'All Canadians should be concerned': B.C. Wine Institute launches challenge to Alberta ban
B.C. Wine Institute says it's notified the Alberta Gaming and Liquor Commission of bid for injunction
The B.C. Wine Institute says it is seeking an injunction against Alberta's ban on vintages from this province, calling the move "unconstitutional."
The industry group's president, Miles Prodan, says he's surveyed wineries across the province, and estimates they've lost about $1 million in the last two weeks because of the ban.
"It's clearly about prohibiting interprovincial trade. That's really the bigger issue here," he told CBC News.
"We really think all Canadians should be concerned, because if wine can be prohibited based on where it's from — the province of origin— then so can any other product from any other province."

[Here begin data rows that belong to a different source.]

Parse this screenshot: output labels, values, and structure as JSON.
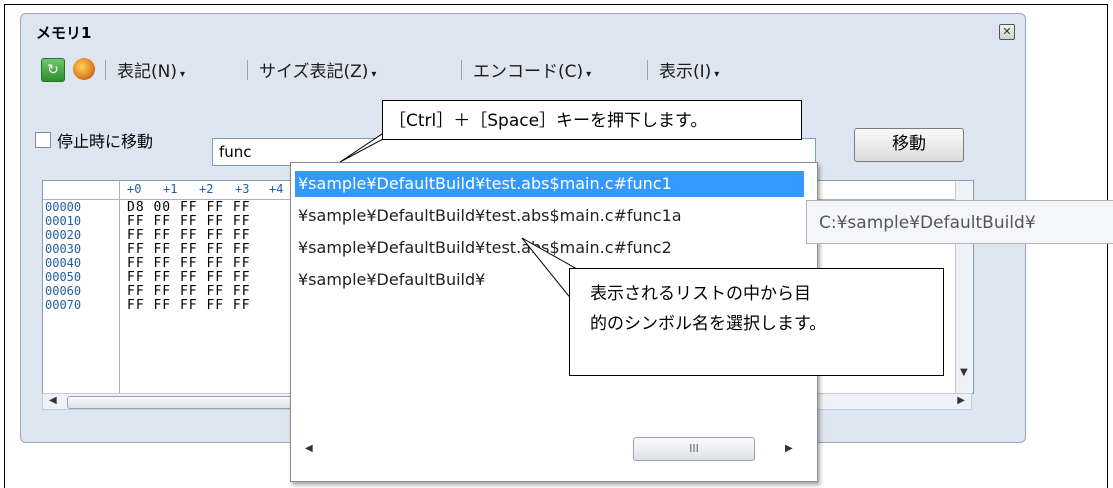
{
  "window": {
    "title": "メモリ1",
    "close_glyph": "✕"
  },
  "toolbar": {
    "menus": [
      "表記(N)",
      "サイズ表記(Z)",
      "エンコード(C)",
      "表示(I)"
    ],
    "caret": "▾",
    "icons": [
      "refresh-icon",
      "palette-icon"
    ]
  },
  "search": {
    "checkbox_label": "停止時に移動",
    "input_value": "func",
    "go_button": "移動"
  },
  "memory_grid": {
    "column_headers": [
      "+0",
      "+1",
      "+2",
      "+3",
      "+4"
    ],
    "addresses": [
      "00000",
      "00010",
      "00020",
      "00030",
      "00040",
      "00050",
      "00060",
      "00070"
    ],
    "rows": [
      "D8 00 FF FF FF",
      "FF FF FF FF FF",
      "FF FF FF FF FF",
      "FF FF FF FF FF",
      "FF FF FF FF FF",
      "FF FF FF FF FF",
      "FF FF FF FF FF",
      "FF FF FF FF FF"
    ],
    "ascii_fragments": [
      "",
      "",
      "????????? ?",
      "?",
      "?",
      "?",
      "?",
      "????????????"
    ]
  },
  "completion_list": {
    "items": [
      "¥sample¥DefaultBuild¥test.abs$main.c#func1",
      "¥sample¥DefaultBuild¥test.abs$main.c#func1a",
      "¥sample¥DefaultBuild¥test.abs$main.c#func2",
      "¥sample¥DefaultBuild¥"
    ],
    "selected_index": 0,
    "scroll_thumb_glyph": "III"
  },
  "tooltip": {
    "text": "C:¥sample¥DefaultBuild¥"
  },
  "callouts": {
    "ctrl_space": "［Ctrl］＋［Space］キーを押下します。",
    "select_symbol_line1": "表示されるリストの中から目",
    "select_symbol_line2": "的のシンボル名を選択します。"
  }
}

Prodan said his group notified the Alberta Gaming and Liquor Commission on Wednesday morning of its intention to challenge the ban in the Court of Queen's Bench of Alberta. The plan is to file for the injunction next week.
Alberta Premier Rachel Notley announced the ban on B.C. wine earlier this month, escalating a dispute with B.C. over plans for expansion of the Trans Mountain pipeline.
The disagreement began shortly after B.C. Premier John Horgan's government announced a proposal to restrict increased shipments of diluted bitumen while it studies the environmental impact of a potential spill.
The B.C. government has said it is challenging the move under the the Canadian Free Trade Agreement.
'We used to be so close'
Alberta filed another salvo in the ongoing battle Wednesday, taking out a full-page ad in the Victoria Times Colonistshowing a map of Canada with B.C. breaking away from the rest of the country.
"We used to be so close," the ad reads.
It accused B.C. of "trying to break the rules of Confederation" by going against federal approval of the pipeline expansion project.
"Pipelines are the safest, greenest, most cost-effective way to move oil to market," the ad claims.
It does not, however, mention anything about the wine ban.
In all, it cost the Alberta government $62,000 to take out the ads in the Times Colonist and other B.C. newspapers.
Alberta Economic Development Minister Deron Bilous said in an interview that the pipeline bottleneck is costing Alberta — and Canada — billions of dollars and lost jobs due to discounted oil prices.
He said Alberta will fight the court application and won't back away from any of its ongoing actions.
"We will see them in court. We'll see them at a tribunal. We'll see them in a courtyard. We will fight British Columbia wherever we need to in order to ensure that this pipeline gets built," said Bilous.
B.C. wine industry employs thousands
According to the B.C. Wine Institute, more than 12,000 people are employed in the wine industry in this province.
About 20 per cent of wine produced and bottled in B.C. is sold in Alberta, amounting to sales of about $70 million last year.
Prodan pointed out that wineries also depend on visitors from Alberta during the warmer months of the year.
"We've always had a strong relationship with Alberta," he said. "We're concerned that this will continue on and lengthen out and impact tourism season."
With files from the Canadian Press